      • Well, one thing they do is train better drivers. The number of fatalities was about 400 and something, which would equate to 14,000 in the U.S., much lower than the 33,000 that did occur. Yeah, I agree, it is damn expensive, but so is gas at 9 bucks a gallon. Open heart surgery, on the other hand, will run you 20 bucks total. Socialism to me essentially means “people.” Capitalism essentially means “money.” Pick your poison. Sweden is less socialistic in the North Korean sense than you might imagine. Almost all industry is privately owned.

  1. Good luck and good run down of the license difference! I haven’t got my license in either country, so I’m not looking forward to it. Its insane how different it is, why is it so easy to get in the U.S? Although I don’t think it should cost as much as it does in Sweden. Also you have to get a license in manual stick and not just automatic, which kinda scares me, I know about 3 people in NY that drive stick! And don’t make me think about roundabouts! 🙂

    • Thanks! I have made my way through the manual and it is mostly common sense, actually. If you want the ground zero for roundabouts, try Paris. I heard there is no restriction on entering them like you have in Sweden, so it is absolutely crazy. Also, Vespa riders darting in and out like maniacs. I drove for one afternoon in Paris and was a nervous wreck.

    • Actually roundabouts are a brilliant invention, they are so way better than traffic lights and give a far superior traffic flow. They’re easy to deal with once you get used to them. I drove a lot in France in 2010 and loved the roundabouts.

      • Yeah, me too. Paris was a nightmare driving for me. Wow, the Vespas darting in and out! It was like Mr. Toad’s Wild Ride.

Leave a Reply

Fill in your details below or click an icon to log in:

WordPress.com Logo

You are commenting using your WordPress.com account.
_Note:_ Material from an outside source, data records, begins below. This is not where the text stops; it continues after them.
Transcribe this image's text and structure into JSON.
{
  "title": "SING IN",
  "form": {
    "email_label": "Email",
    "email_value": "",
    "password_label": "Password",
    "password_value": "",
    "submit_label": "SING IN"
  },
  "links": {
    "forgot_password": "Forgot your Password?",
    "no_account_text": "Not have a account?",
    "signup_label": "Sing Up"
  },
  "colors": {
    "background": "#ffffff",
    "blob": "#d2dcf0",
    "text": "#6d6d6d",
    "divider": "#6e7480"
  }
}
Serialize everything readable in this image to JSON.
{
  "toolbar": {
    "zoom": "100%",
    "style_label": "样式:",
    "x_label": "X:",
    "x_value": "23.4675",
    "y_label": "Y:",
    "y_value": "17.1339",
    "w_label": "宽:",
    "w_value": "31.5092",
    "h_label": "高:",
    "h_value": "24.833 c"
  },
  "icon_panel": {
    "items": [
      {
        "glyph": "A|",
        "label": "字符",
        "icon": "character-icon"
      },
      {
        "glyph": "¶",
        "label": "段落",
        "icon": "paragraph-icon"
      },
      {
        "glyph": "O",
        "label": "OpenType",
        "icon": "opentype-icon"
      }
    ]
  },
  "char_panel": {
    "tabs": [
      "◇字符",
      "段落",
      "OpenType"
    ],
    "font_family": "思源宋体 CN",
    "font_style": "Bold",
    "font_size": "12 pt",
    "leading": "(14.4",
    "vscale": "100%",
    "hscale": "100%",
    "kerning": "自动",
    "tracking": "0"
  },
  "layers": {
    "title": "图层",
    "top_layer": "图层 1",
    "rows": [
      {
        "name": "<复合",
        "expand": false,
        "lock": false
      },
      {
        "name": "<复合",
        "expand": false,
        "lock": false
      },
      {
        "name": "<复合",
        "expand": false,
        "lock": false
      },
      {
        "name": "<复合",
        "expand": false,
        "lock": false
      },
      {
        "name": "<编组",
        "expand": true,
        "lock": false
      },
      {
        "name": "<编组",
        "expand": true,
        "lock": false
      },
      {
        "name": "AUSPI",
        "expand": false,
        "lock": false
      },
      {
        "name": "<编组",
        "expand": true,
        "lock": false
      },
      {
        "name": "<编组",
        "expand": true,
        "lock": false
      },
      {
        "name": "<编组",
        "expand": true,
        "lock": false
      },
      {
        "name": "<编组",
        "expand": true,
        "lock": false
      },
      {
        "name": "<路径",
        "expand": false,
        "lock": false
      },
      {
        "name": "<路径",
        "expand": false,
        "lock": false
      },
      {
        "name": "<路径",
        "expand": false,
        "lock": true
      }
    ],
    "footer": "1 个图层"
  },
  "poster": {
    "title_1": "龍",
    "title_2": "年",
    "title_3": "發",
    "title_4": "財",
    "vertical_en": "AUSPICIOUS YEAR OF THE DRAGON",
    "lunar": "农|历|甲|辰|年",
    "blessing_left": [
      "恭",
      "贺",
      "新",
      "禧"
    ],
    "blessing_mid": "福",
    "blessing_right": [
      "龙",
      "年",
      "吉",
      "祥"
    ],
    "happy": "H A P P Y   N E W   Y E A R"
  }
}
Log Out / Change )

Twitter picture

You are commenting using your Twitter account. Log Out / Change )

Facebook photo

You are commenting using your Facebook account. Log Out / Change )

Google+ photo

You are commenting using your Google+ account. Log Out / Change )

Connecting to %s